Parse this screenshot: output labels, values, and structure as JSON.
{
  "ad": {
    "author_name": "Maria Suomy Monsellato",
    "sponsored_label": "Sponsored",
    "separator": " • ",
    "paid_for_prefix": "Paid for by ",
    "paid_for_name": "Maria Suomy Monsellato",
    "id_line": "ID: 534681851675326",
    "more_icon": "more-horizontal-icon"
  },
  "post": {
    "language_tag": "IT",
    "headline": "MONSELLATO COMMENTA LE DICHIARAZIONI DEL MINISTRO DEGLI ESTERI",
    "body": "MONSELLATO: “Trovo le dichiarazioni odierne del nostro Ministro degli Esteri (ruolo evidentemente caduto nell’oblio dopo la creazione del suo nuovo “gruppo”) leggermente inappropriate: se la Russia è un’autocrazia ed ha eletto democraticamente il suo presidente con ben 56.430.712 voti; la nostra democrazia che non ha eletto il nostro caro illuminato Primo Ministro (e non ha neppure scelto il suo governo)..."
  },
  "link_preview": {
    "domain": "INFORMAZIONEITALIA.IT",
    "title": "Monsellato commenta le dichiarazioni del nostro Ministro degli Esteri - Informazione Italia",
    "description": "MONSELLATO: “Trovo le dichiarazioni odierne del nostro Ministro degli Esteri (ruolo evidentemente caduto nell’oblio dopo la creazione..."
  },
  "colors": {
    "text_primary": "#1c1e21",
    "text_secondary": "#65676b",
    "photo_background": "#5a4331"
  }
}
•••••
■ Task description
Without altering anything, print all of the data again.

■ Task solution
Parse this screenshot: output labels, values, and structure as JSON.
{
  "ad": {
    "author_name": "Maria Suomy Monsellato",
    "sponsored_label": "Sponsored",
    "separator": " • ",
    "paid_for_prefix": "Paid for by ",
    "paid_for_name": "Maria Suomy Monsellato",
    "id_line": "ID: 534681851675326",
    "more_icon": "more-horizontal-icon"
  },
  "post": {
    "language_tag": "IT",
    "headline": "MONSELLATO COMMENTA LE DICHIARAZIONI DEL MINISTRO DEGLI ESTERI",
    "body": "MONSELLATO: “Trovo le dichiarazioni odierne del nostro Ministro degli Esteri (ruolo evidentemente caduto nell’oblio dopo la creazione del suo nuovo “gruppo”) leggermente inappropriate: se la Russia è un’autocrazia ed ha eletto democraticamente il suo presidente con ben 56.430.712 voti; la nostra democrazia che non ha eletto il nostro caro illuminato Primo Ministro (e non ha neppure scelto il suo governo)..."
  },
  "link_preview": {
    "domain": "INFORMAZIONEITALIA.IT",
    "title": "Monsellato commenta le dichiarazioni del nostro Ministro degli Esteri - Informazione Italia",
    "description": "MONSELLATO: “Trovo le dichiarazioni odierne del nostro Ministro degli Esteri (ruolo evidentemente caduto nell’oblio dopo la creazione..."
  },
  "colors": {
    "text_primary": "#1c1e21",
    "text_secondary": "#65676b",
    "photo_background": "#5a4331"
  }
}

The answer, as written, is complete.